Obviously, RUN DMC was all the rage at this year’s Fun Fun Fun Fest; I’m sure you can imagine the crowd when the first three ticks of “Tricky” resounded through the speakers. Playing their first show together in 13 years and headlining the first night of the festival, an item was crossed off my bucket list and a childhood dream was finally realized. RIP Jam Master Jay; you are missed, but not forgotten.
Funniest: Hannibal Burress

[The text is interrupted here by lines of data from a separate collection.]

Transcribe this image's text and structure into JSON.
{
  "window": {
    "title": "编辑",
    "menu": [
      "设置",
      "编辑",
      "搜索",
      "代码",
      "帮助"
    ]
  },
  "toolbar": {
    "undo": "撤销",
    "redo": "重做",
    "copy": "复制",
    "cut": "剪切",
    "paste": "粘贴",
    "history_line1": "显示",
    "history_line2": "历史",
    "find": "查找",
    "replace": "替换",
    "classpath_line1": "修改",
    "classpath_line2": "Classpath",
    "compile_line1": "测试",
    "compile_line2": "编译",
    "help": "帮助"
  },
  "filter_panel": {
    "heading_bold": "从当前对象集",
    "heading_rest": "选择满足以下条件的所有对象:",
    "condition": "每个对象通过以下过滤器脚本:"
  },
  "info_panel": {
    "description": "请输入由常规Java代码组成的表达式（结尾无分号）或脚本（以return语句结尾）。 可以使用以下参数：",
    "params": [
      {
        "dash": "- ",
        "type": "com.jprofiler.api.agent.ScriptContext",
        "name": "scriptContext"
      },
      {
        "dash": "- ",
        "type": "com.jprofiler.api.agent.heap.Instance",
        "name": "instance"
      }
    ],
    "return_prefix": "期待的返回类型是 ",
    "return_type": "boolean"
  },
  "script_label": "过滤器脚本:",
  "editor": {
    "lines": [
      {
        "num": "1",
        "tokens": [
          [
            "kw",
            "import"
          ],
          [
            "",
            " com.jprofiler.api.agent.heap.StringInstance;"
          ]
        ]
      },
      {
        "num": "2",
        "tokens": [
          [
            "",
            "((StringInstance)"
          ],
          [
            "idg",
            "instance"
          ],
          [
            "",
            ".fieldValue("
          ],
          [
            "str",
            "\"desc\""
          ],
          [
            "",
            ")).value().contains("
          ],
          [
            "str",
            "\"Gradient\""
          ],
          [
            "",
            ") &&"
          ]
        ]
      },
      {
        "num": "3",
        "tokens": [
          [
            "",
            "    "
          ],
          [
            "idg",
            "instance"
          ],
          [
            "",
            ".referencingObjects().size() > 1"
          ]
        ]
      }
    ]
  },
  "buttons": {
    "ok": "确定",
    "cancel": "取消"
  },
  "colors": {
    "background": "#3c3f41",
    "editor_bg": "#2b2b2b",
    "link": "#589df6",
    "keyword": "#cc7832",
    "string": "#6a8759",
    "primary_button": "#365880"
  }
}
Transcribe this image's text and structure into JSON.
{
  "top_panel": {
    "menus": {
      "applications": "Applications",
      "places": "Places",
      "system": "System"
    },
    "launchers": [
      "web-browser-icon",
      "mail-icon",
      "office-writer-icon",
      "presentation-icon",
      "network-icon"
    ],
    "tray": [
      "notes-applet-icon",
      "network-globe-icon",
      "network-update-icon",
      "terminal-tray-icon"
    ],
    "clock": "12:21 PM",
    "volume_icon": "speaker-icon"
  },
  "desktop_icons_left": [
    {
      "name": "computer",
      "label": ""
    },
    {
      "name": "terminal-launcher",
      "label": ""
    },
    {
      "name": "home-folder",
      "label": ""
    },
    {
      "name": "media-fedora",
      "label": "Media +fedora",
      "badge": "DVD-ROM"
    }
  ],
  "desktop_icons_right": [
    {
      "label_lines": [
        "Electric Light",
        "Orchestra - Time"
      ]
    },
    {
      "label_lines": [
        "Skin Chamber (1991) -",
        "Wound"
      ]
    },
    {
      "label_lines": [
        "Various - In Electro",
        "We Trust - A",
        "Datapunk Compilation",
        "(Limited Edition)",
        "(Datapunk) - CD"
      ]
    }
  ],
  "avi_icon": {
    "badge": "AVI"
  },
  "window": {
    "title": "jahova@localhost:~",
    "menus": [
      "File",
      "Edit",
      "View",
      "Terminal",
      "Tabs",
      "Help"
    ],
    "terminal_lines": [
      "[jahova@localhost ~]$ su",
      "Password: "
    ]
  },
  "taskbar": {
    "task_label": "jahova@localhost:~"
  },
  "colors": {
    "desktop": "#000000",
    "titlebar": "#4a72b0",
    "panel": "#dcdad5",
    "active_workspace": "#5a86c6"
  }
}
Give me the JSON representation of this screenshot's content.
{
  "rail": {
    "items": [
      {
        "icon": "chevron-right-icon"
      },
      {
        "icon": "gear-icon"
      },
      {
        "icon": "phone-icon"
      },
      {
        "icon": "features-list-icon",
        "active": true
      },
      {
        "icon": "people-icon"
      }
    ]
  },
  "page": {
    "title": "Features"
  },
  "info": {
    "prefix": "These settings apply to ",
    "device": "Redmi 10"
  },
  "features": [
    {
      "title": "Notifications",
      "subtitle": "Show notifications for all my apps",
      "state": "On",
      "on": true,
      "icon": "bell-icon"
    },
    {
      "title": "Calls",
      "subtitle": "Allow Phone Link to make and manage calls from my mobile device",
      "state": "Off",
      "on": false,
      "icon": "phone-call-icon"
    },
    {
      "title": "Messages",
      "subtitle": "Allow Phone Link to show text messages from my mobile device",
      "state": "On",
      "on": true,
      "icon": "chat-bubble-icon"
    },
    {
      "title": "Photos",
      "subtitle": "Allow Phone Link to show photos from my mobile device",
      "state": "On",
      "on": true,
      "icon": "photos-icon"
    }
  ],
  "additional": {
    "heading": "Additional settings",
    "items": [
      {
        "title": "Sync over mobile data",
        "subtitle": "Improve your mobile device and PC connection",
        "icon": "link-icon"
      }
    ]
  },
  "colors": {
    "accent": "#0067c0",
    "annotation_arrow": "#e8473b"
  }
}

I was fortunate enough to see Hannibal Burress earlier this year at an intimate (and dingy) comedy club; though he recycled material from that show and his “Animal Furnace” album, he was no less original and definitely no less funny. I love how Fun Fun Fun features a comedy stage; it’s a unique way to keep your patrons entertained and amenable in the dusty heat (I know it’s November, but average temperature was above 80 every day and hipsters were definitely sweltering in their black skinny jeans and combat boots). I opted for tshirts, shorts and a handy bandana that shielded me from the Dust Bowl.
Most Entertaining: Nicky Da B
Though Nicky Da B had an early set time on the final day of the festival (approx. 2 pm), he and his crew took no prisoners and performed as if it were time to shut the club down on a typical weekend night (approx. 2 am). Equipped with high energy and erratic, relentless booty shaking, Nicky Da B gave me and my exhausted peers a much-needed jumpstart on Sunday afternoon. Plus, I’d argue that he rivals Girl Talk in terms of highly enthused fans who party with him on stage. Can you even spot him? More elusive than Where’s Waldo!
Most Skilled Performer: Araabmuzik
I just can’t believe how lightning fast and deftly his fingers move. Every beat is precise and purposeful; as if he had an entire high school drumline at his fingertips. My friend Chris wisely commented, “I bet he’d be really good at that Bop It game.” Chris, I think you’re absolutely right.
Best Out of Body Experience: Explosions in the Sky
Being a long time fan of the band and Friday Night Lights, I can’t describe the thoughts going through my head and the stirrings in my stomach as Explosions in the Sky played a full hour of their magnificent catalog with the glowing Austin skyline as a backdrop. I listen to Explosions when I work, read and travel because it’s easier for me to focus on certain activities sans lyrics, but I also love unwinding and falling asleep to their worldless symphonies because they’re so epic and beautiful. Explosions in the Sky is one of the few bands I’d love to watch in a theater, a venue fit for a philharmonic with balcony seating and excellent acoustics. (Andrew Bird and Bon Iver also fit in this category, and yes, I’ve seen both in venues that fit that description).
Other Fun Fun Fun Fest highlights include:
A porta potty photo booth:
A commemorative pin:
Thanks Fun Fun Fun Fest. See ya next year!